The entire project had been fully paid for by the US Government as part of the efforts under the Global Threat Reduction Initiative, to ensure the conversion of all civilian nuclear reactors from HEU to LEU fuels for safety and security.

He said the old reactor core would therefore be repatriated to the Chinese manufacturers as per the initial procurement agreement for its final disposal, which was a great financial and security relief to Ghana, because the nation would have spent fortunes on protecting its nuclear waste.

Prof. Aboh said Ghana’s small reactor had been used mainly for research and training purposes, out of which about 20 PhD students had been produced, and had also been very beneficial to local industries by analysing their products to ensure high quality and standards.

Prof. Benjamin J. Nyarko, the Director General of the Ghana Atomic Energy Commission (GAEC), said the conversion was also in line with the country’s current Nuclear Power Programme and also for being a signatory to the Non-Proliferation Treaty, which was against the production of dangerous weapons, and also the global-set reduction initiative.

He thanked the US government for the support, saying the new nuclear research reactor, with its over 40-year life plan, would contribute immensely to the development of the country.

Mr John G. Stevens, the Department Manager and Principal Nuclear Engineer for Research and Test Reactors at the Argonne National Laboratory, USA, who led the team of scientist in the conversion process, congratulated Ghana for availing itself for the programme.

He said similar conversions had already been done for other Russian and Chinese manufactured HEU reactors in Europe and now Ghana, adding that the next country for such a conversion would be Nigeria, followed by Pakistan, Syria and Iran, whose representative were also present to understudy the historic conversion.

He explained that although Ghanaian scientists were fully involved in the process and the fabrication works done by local engineers, the fuel design contract was executed by the Chinese experts.

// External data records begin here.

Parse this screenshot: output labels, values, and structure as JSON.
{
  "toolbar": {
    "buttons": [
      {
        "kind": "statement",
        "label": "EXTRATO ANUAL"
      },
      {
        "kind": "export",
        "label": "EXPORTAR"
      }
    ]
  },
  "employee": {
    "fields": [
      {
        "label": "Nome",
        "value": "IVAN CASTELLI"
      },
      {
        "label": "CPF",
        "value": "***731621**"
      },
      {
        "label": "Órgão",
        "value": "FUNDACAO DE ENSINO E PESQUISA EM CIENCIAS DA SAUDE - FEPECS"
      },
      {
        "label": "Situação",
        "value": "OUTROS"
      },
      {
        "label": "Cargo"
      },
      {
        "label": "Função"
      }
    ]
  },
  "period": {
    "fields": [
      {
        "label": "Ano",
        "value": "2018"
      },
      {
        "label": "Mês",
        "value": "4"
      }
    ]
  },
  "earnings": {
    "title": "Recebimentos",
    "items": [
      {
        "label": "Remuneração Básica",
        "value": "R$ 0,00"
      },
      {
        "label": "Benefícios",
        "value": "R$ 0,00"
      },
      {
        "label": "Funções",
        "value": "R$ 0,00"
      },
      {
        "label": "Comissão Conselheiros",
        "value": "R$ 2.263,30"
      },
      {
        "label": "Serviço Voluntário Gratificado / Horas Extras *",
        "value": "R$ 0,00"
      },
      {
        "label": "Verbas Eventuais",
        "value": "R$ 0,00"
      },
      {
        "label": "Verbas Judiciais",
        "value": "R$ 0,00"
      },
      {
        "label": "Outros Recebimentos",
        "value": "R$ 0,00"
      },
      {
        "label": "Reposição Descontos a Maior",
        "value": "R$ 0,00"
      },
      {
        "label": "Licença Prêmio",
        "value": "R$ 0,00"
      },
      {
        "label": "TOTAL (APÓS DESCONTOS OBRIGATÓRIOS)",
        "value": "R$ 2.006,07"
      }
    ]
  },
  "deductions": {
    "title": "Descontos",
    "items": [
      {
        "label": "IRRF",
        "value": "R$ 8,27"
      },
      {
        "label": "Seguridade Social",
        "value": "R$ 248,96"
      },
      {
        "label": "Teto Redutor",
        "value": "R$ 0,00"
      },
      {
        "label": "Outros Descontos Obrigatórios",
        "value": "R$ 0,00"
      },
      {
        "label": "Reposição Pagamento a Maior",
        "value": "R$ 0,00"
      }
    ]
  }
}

He said Ghana had again benefited from its pioneering role in the conversion programme in Africa with the construction of a resource centre for providing training for both local and international scientists.

Source: GNA